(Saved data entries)
****************
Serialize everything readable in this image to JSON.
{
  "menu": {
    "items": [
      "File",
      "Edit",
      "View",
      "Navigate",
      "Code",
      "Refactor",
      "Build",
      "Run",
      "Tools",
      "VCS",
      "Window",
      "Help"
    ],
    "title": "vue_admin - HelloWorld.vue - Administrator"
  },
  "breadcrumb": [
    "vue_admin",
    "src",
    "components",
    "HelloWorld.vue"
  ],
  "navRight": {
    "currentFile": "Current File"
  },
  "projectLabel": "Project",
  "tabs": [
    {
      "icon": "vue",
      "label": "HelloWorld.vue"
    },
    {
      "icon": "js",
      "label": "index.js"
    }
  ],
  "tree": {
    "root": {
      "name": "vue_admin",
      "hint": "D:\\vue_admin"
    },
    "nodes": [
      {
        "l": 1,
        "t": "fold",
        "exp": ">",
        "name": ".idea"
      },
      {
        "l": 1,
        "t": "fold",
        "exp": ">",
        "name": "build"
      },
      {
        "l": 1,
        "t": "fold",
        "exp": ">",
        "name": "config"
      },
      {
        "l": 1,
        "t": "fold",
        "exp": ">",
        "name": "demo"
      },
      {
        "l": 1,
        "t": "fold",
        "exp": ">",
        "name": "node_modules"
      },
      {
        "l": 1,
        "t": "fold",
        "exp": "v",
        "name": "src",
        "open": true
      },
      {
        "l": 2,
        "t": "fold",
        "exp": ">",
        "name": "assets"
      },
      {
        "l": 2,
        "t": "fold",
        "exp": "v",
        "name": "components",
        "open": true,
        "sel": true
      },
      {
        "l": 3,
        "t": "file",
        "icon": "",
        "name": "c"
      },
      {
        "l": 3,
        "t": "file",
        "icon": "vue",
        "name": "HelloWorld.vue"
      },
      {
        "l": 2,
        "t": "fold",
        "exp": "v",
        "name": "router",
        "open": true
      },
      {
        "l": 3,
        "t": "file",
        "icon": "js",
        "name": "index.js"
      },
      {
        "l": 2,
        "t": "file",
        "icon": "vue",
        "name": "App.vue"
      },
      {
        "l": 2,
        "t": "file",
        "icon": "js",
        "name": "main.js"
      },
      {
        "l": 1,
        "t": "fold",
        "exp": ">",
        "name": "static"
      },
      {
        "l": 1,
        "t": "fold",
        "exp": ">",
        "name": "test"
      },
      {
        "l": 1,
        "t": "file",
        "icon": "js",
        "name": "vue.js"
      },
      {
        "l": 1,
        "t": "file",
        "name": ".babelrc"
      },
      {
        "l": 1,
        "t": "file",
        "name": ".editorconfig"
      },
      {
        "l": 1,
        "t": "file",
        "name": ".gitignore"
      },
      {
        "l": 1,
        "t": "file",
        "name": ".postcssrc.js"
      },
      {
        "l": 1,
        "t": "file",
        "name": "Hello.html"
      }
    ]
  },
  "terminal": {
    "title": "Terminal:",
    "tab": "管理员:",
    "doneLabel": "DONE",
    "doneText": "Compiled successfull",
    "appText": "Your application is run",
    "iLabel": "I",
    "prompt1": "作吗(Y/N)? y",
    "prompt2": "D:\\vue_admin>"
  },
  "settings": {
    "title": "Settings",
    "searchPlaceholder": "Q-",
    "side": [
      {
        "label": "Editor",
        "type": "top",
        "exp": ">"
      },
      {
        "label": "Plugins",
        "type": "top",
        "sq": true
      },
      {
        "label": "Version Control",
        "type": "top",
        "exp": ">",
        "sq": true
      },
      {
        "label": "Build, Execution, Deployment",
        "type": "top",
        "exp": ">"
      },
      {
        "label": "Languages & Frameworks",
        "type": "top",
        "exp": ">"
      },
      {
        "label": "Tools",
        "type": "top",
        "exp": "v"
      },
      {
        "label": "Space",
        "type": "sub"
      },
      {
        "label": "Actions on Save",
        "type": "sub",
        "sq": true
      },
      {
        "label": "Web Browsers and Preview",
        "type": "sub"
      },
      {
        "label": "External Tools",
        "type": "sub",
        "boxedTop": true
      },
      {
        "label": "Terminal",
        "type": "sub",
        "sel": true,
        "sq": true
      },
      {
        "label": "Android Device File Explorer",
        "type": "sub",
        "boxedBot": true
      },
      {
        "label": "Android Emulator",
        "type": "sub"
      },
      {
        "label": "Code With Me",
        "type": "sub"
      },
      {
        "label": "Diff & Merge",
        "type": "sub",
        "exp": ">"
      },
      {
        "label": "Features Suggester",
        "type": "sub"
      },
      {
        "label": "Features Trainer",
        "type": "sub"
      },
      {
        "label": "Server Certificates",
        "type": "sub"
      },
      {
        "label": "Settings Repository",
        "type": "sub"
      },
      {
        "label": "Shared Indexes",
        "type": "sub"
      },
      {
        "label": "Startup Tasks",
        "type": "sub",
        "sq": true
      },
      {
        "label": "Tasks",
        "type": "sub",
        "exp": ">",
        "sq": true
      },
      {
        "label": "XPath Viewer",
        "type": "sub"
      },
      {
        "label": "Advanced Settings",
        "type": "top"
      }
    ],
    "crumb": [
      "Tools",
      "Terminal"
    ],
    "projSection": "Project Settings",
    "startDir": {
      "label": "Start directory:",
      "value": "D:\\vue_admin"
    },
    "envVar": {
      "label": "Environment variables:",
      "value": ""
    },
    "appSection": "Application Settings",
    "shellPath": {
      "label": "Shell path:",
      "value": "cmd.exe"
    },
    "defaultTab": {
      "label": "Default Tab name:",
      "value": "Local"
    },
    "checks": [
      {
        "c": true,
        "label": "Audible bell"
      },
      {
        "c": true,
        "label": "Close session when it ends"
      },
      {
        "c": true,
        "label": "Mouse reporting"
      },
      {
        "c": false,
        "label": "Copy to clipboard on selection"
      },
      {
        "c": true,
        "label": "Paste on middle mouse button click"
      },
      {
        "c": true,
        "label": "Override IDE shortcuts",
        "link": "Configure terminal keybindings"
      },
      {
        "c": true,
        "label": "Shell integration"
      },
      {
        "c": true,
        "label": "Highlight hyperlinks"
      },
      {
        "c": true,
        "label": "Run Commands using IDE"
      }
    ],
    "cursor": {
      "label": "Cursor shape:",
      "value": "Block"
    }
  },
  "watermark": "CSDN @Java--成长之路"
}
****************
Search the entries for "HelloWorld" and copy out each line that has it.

    "title": "vue_admin - HelloWorld.vue - Administrator"
    "HelloWorld.vue"
      "label": "HelloWorld.vue"
        "name": "HelloWorld.vue"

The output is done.